What you might not realise is that the oils we choose when making a bar of soap have a big impact on the hardness of the finished bar. Other factors also come into play, such as how long the bar is aged or 'cured' and how the bar is stored between use.
When we made the decision to phase out the use of our organic, sustainable palm oil we knew that it would be a challenge to make a bar that was just as hard and long lasting. We substituted palm with cacao and shea butter, as they both contribute to the hardness. The downside to using cacao and shea butter is that they're around three to four times as expensive as organic, sustainable palm oil. So, our cost of production went up considerably while we've made every attempt to keep our bar price down. Environmentalism and social conscience has a price.
Oddly enough, palm oil and lard/tallow are almost identical in their triglyceride structure - both are high in palmitic and stearic acid. Once shunned in favour of vegetarian palm oil, these animal fats are making a comeback both for the health benefits of a stable saturated fat (over processed hydrogenated vegetable fats) and for their environmental credentials. Naturally, animal fat is very similar to our own and the unadulterated oil from grass fed, hormone free, locally sourced animals may one day make a comeback as a sustainable soap ingredient.
Very interesting, yet Washpool Farm soap is based on vegetable oils, so we're left with the issue of how to get the very best value from our beautiful bar of soap.
Well, this might sound a bit weird considering the purpose of soap, but allowing your bar to drain well and dry between use will significantly extend the life of a bar. A soap rack with big slots to allow plenty of air circulation works well. Dishes with a single hole that sometimes gets clogged will lead to soggy soap, regardless of whether it's handmade or commercially made.
I like to keep more than one bar in the shower and alternate between them. I kind of base my choice on mood, moving from a spicy oatmeal filled bar in the morning to a more feminine geranium goat milk bar at night. I get to enjoy some variety, and my bars get to dry out completely between use.
Another technique that prolongs the life of your soap bar is to use a bath puff or washer. Rub the bar over the wet washer and place the bar back on the rack to dry. This also happens to be the technique I recommend when washing small children. Swish the soap through the water and put it up to dry or rub a little on a washer and hand it to the child to wash themself. This is all the soap they need and will avoid the disappointment of finding their lovely goat milk soap bar in a soggy mess at the bottom of the bath.
When travelling, you can avoid the soggy soap syndrome by cutting your bar down to guest bar size pieces.

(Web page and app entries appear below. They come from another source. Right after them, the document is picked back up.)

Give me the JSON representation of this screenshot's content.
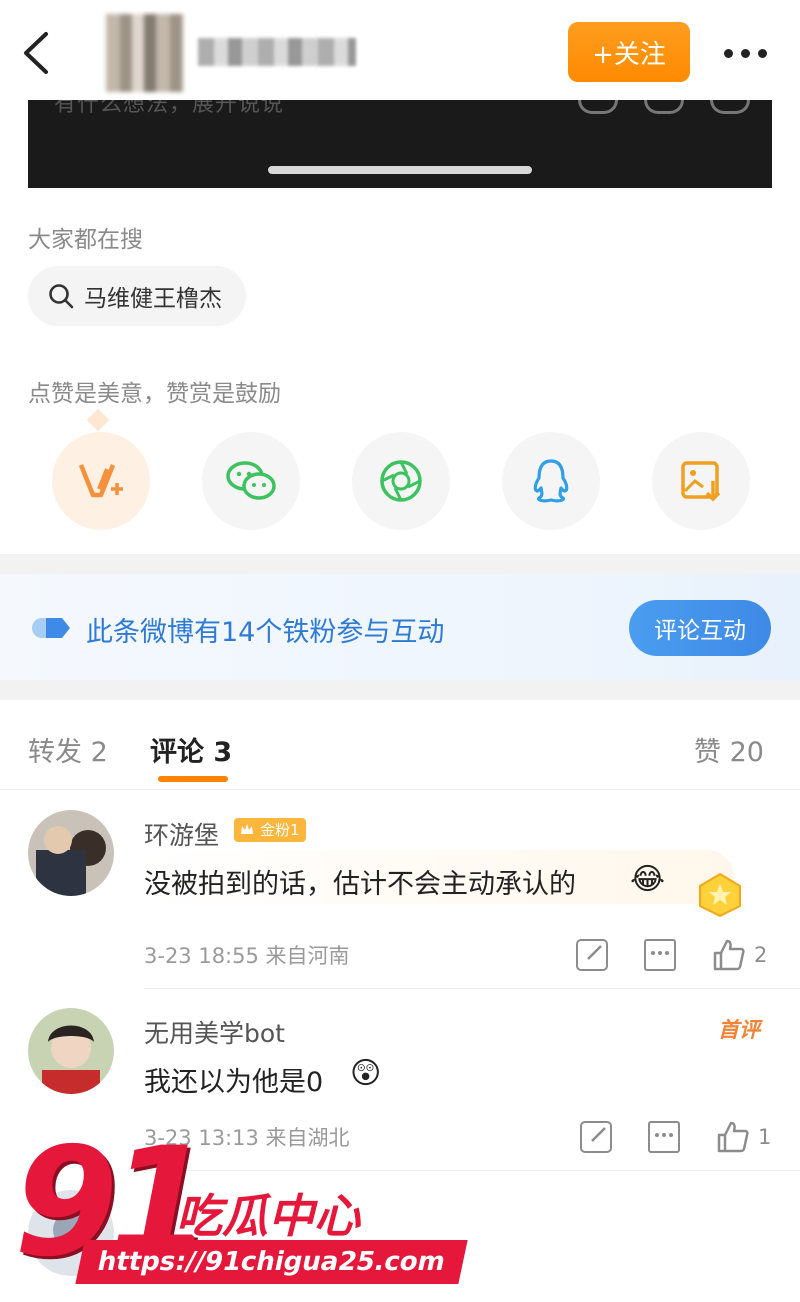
{
  "header": {
    "follow_label": "+关注"
  },
  "composer": {
    "hint": "有什么想法，展开说说"
  },
  "search": {
    "title": "大家都在搜",
    "query": "马维健王橹杰"
  },
  "reward": {
    "title": "点赞是美意，赞赏是鼓励"
  },
  "share_icons": [
    "vip-icon",
    "wechat-icon",
    "moments-icon",
    "qq-icon",
    "save-image-icon"
  ],
  "fans_banner": {
    "text": "此条微博有14个铁粉参与互动",
    "cta": "评论互动"
  },
  "tabs": [
    {
      "label": "转发 2"
    },
    {
      "label": "评论 3"
    },
    {
      "label": "赞 20"
    }
  ],
  "comments": [
    {
      "user": "环游堡",
      "badge": "金粉1",
      "text": "没被拍到的话，估计不会主动承认的",
      "time": "3-23 18:55",
      "location": "来自河南",
      "likes": "2"
    },
    {
      "user": "无用美学bot",
      "tag": "首评",
      "text": "我还以为他是0",
      "time": "3-23 13:13",
      "location": "来自湖北",
      "likes": "1"
    }
  ],
  "watermark": {
    "number": "91",
    "brand": "吃瓜中心",
    "url": "https://91chigua25.com"
  },
  "colors": {
    "accent_orange": "#ff8a00",
    "link_blue": "#2e7bd6",
    "watermark_red": "#e5173a"
  }
}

Finally, you could employ a technique our grandmothers and great grand mothers used. These frugal women knew that a well cured (aged) bar would be harder and last longer. I've heard many a recollection of kids being told to go and grab a new bar of soap for Grandma - and they knew they had to take the oldest bar first. This fits well with our discounted pricing policy when you purchase multiple bars. Our full sized soap bars can be purchased for as little as $3.50. And yes, they love to be stored in your knicker drawer where they'll scent your smalls beautifully while happily ageing in a nice dry environment.